NJ unions hold unity rally for Wisconsin workers

February 25, 2011 2:26:59 PM PST
The fight over collective bargaining rights in Wisconsin is really a battle to protect the middle-class across the country, said union leaders from the state who spoke at a rally at New Jersey's Statehouse on Friday. Union voices from Wisconsin joined the rally in Trenton on Friday.

"Thank you New Jersey for standing with Wisconsin," Stephanie Bloomingdale said.

Bloomingdale, secretary-treasurer for the Wisconsin AFL-CIO, said that her state is ground zero in a nationwide attack on union workers. She and two other Wisconsin union officials flew to New Jersey for the unity rally.

"Our fight is New Jersey's fight," said Bloomingdale. "And New Jersey's fight is Michigan's fight. Michigan's fight is Ohio's fight for America to reclaim our middle class."

About 3,100 people were at the rally, said New Jersey State Police Sgt. Brian Polite.

Labor leaders say New Jersey's Governor Christie and Wisconsin's Governor Walker are using budget crises in their states to break the unions.

"We didn't cause the economic crisis, but we will help solve it," Richard Trumka, Nat'l President of the AFL-CIO, said.

Wisconsin Gov. Scott Walker wants to end nearly all bargaining with public employee unions to help balance the state budget. The Republican Assembly passed his proposal, but Senate Democrats who oppose the plan but lack the votes to stop it have fled to Illinois to keep the vote from taking place.

New Jersey Gov. Chris Christie, who was to be out of state during the rallies, has proposed raising the retirement age and requiring public workers to pay more for pension and health benefits. He said he supports Walker for taking strong actions to balance the state budget but says he supports "responsible" collective bargaining.

Counter demonstrators said it's not too much to ask.

"They have to share the sacrifice. The taxpayers are the ones at the table when they negotiate," Haddon Heights resident Lorraine Little-Vassallo said.

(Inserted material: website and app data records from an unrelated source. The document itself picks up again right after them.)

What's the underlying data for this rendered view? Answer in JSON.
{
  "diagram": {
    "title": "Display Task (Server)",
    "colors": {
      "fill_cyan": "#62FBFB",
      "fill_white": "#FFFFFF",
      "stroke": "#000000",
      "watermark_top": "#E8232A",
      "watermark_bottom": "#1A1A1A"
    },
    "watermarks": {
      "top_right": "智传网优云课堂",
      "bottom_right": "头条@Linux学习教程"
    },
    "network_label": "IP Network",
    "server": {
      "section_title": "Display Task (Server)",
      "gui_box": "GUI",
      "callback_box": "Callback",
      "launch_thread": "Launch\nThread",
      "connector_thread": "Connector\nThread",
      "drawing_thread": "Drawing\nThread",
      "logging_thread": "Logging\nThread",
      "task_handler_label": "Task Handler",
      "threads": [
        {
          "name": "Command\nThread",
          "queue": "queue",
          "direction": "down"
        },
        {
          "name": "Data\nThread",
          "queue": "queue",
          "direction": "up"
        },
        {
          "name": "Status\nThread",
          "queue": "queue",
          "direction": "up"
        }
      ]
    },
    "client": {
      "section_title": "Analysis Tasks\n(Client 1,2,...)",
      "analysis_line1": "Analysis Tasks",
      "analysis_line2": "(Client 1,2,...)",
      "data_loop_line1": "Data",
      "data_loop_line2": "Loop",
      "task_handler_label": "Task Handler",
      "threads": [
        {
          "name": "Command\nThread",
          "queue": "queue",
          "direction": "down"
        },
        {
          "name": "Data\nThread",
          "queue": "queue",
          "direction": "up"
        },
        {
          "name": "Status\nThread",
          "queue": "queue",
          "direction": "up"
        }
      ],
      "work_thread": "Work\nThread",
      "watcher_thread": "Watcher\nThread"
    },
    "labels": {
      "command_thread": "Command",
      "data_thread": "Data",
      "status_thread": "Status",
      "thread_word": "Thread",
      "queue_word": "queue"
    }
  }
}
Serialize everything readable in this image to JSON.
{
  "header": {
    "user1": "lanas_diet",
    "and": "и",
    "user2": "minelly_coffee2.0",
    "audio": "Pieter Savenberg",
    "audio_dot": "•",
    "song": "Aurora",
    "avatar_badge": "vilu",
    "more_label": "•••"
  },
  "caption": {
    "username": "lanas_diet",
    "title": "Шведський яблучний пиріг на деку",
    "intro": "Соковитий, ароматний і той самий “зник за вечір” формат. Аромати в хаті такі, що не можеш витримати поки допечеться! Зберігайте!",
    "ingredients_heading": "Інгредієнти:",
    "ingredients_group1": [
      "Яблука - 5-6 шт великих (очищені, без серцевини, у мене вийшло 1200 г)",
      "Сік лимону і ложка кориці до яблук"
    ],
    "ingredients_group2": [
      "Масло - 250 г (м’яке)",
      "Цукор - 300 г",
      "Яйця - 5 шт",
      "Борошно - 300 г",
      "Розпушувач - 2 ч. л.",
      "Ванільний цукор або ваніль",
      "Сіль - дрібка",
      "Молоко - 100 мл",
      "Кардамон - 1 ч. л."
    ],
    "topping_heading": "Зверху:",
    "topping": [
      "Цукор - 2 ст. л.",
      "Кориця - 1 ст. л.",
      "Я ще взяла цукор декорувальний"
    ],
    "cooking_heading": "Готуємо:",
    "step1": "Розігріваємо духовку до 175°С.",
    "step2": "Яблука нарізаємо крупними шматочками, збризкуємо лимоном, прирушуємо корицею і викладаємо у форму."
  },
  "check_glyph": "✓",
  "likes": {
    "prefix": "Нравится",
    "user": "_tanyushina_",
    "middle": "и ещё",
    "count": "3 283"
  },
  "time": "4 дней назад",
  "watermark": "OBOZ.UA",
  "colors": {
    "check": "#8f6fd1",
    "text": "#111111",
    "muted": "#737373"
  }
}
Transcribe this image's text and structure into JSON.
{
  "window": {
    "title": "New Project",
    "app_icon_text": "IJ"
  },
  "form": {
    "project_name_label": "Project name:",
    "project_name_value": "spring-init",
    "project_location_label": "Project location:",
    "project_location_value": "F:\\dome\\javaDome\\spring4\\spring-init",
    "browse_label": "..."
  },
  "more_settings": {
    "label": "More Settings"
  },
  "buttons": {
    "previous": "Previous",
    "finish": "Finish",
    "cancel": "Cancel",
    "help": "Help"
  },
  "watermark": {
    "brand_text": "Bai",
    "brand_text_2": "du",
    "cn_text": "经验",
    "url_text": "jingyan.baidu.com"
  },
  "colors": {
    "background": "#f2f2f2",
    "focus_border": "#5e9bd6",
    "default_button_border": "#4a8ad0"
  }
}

Union leaders, however, see Christie's proposals as attempts to weaken organized labor, which can be a powerful ally to Democrats. All 120 legislative seats are up for re-election in New Jersey in November, and Christie has made no secret of his desire to wrest control of at least one house from the majority party.

Some information from The Associated Press